2 Jason Turbow, Dynastic, Bombastic, Fantastic: Reggie, Rollie, Catfish, and Charlie Finley’s Swingin’ A’s (Boston: Houghton Mifflin Harcourt, 2017), 154.
3 “Say-Hey Days Seem Gone for Ol’ Willie,” Chicago Tribune, October 15, 1973: 80.
5 Matthew Silverman, Swinging ’73: Baseball’s Wildest Season (Guilford, Connecticut: Lyons Press, 2013), 175.
6 Red Smith, “The Game They Invented for Willie,” New York Times, October 15, 1973: 43.
7 Bud Harrelson with Phil Pepe, Turning Two: My Journey to the Top of the World and Back With the New York Mets (New York: St. Martin’s Press, 2012), 151. Television replays showed that Harrelson was safe; however, in 1973, instant replay was not yet used to confirm or overturn calls on the field, so Donatelli’s controversial call stood.
8 Smith, “The Game They Invented for Willie.”
10 Andrews had been dealing with a long-term shoulder injury, which may explain his poor throw on what should have been a routine play. Oakland owner Charlie O. Finley was so irate with Andrews that immediately after the game he had Andrews examined by team orthopedist Dr. Harry Walker whom Finley ordered to declare Andrews to be disabled. Walker grudgingly complied, and Finley coerced Andrews into signing a memo in which he agreed with the diagnosis.

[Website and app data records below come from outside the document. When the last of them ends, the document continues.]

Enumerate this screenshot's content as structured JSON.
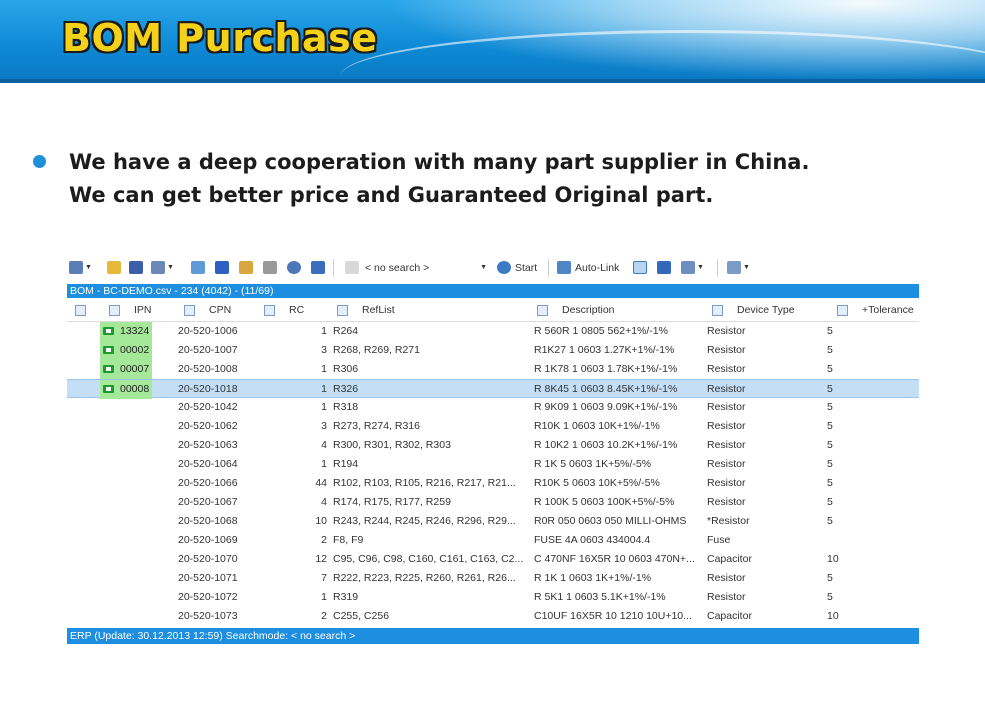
{
  "slide": {
    "title": "BOM Purchase",
    "bullet_lines": [
      "We have a deep cooperation with many part supplier in China.",
      "We can get better price and Guaranteed Original part."
    ]
  },
  "app": {
    "toolbar": {
      "search_placeholder": "< no search >",
      "start_label": "Start",
      "autolink_label": "Auto-Link"
    },
    "window_title": "BOM - BC-DEMO.csv - 234 (4042) - (11/69)",
    "columns": {
      "ipn": "IPN",
      "cpn": "CPN",
      "rc": "RC",
      "reflist": "RefList",
      "description": "Description",
      "device_type": "Device Type",
      "tolerance": "+Tolerance"
    },
    "rows": [
      {
        "ipn": "13324",
        "cpn": "20-520-1006",
        "rc": "1",
        "reflist": "R264",
        "description": "R 560R 1 0805 562+1%/-1%",
        "device_type": "Resistor",
        "tolerance": "5"
      },
      {
        "ipn": "00002",
        "cpn": "20-520-1007",
        "rc": "3",
        "reflist": "R268, R269, R271",
        "description": "R1K27 1 0603 1.27K+1%/-1%",
        "device_type": "Resistor",
        "tolerance": "5"
      },
      {
        "ipn": "00007",
        "cpn": "20-520-1008",
        "rc": "1",
        "reflist": "R306",
        "description": "R 1K78 1 0603 1.78K+1%/-1%",
        "device_type": "Resistor",
        "tolerance": "5"
      },
      {
        "ipn": "00008",
        "cpn": "20-520-1018",
        "rc": "1",
        "reflist": "R326",
        "description": "R 8K45 1 0603 8.45K+1%/-1%",
        "device_type": "Resistor",
        "tolerance": "5"
      },
      {
        "ipn": "",
        "cpn": "20-520-1042",
        "rc": "1",
        "reflist": "R318",
        "description": "R 9K09 1 0603 9.09K+1%/-1%",
        "device_type": "Resistor",
        "tolerance": "5"
      },
      {
        "ipn": "",
        "cpn": "20-520-1062",
        "rc": "3",
        "reflist": "R273, R274, R316",
        "description": "R10K 1 0603 10K+1%/-1%",
        "device_type": "Resistor",
        "tolerance": "5"
      },
      {
        "ipn": "",
        "cpn": "20-520-1063",
        "rc": "4",
        "reflist": "R300, R301, R302, R303",
        "description": "R 10K2 1 0603 10.2K+1%/-1%",
        "device_type": "Resistor",
        "tolerance": "5"
      },
      {
        "ipn": "",
        "cpn": "20-520-1064",
        "rc": "1",
        "reflist": "R194",
        "description": "R 1K 5 0603 1K+5%/-5%",
        "device_type": "Resistor",
        "tolerance": "5"
      },
      {
        "ipn": "",
        "cpn": "20-520-1066",
        "rc": "44",
        "reflist": "R102, R103, R105, R216, R217, R21...",
        "description": "R10K 5 0603 10K+5%/-5%",
        "device_type": "Resistor",
        "tolerance": "5"
      },
      {
        "ipn": "",
        "cpn": "20-520-1067",
        "rc": "4",
        "reflist": "R174, R175, R177, R259",
        "description": "R 100K 5 0603 100K+5%/-5%",
        "device_type": "Resistor",
        "tolerance": "5"
      },
      {
        "ipn": "",
        "cpn": "20-520-1068",
        "rc": "10",
        "reflist": "R243, R244, R245, R246, R296, R29...",
        "description": "R0R 050 0603 050 MILLI-OHMS",
        "device_type": "*Resistor",
        "tolerance": "5"
      },
      {
        "ipn": "",
        "cpn": "20-520-1069",
        "rc": "2",
        "reflist": "F8, F9",
        "description": "FUSE 4A 0603 434004.4",
        "device_type": "Fuse",
        "tolerance": ""
      },
      {
        "ipn": "",
        "cpn": "20-520-1070",
        "rc": "12",
        "reflist": "C95, C96, C98, C160, C161, C163, C2...",
        "description": "C 470NF 16X5R 10 0603 470N+...",
        "device_type": "Capacitor",
        "tolerance": "10"
      },
      {
        "ipn": "",
        "cpn": "20-520-1071",
        "rc": "7",
        "reflist": "R222, R223, R225, R260, R261, R26...",
        "description": "R 1K 1 0603 1K+1%/-1%",
        "device_type": "Resistor",
        "tolerance": "5"
      },
      {
        "ipn": "",
        "cpn": "20-520-1072",
        "rc": "1",
        "reflist": "R319",
        "description": "R 5K1 1 0603 5.1K+1%/-1%",
        "device_type": "Resistor",
        "tolerance": "5"
      },
      {
        "ipn": "",
        "cpn": "20-520-1073",
        "rc": "2",
        "reflist": "C255, C256",
        "description": "C10UF 16X5R 10 1210 10U+10...",
        "device_type": "Capacitor",
        "tolerance": "10"
      }
    ],
    "status_bar": "ERP (Update: 30.12.2013 12:59)      Searchmode: < no search >"
  },
  "colors": {
    "banner_blue": "#1e96de",
    "title_yellow": "#f5d21a",
    "bullet_blue": "#1e8fd8",
    "app_bar_blue": "#1e8fe0",
    "selected_row": "#c3def5",
    "ipn_highlight": "#a6e89a"
  }
}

A’s players were so upset with Finley that they threatened to strike and not play Game Three in New York. Commissioner Bowie Kuhn stepped in and ordered Finley to reinstate Andrews in time for Game Three, and the potential disaster of a World Series forfeit by the Oakland A’s was averted. (A comprehensive account of the entire episode between Finley and Andrews can be found in Turbow, 155-170).
11 Turbow, 156. Once again, with replay not yet in use on the field, Neudecker’s call stood, just as Donatelli’s call on Harrelson had in the 10th inning.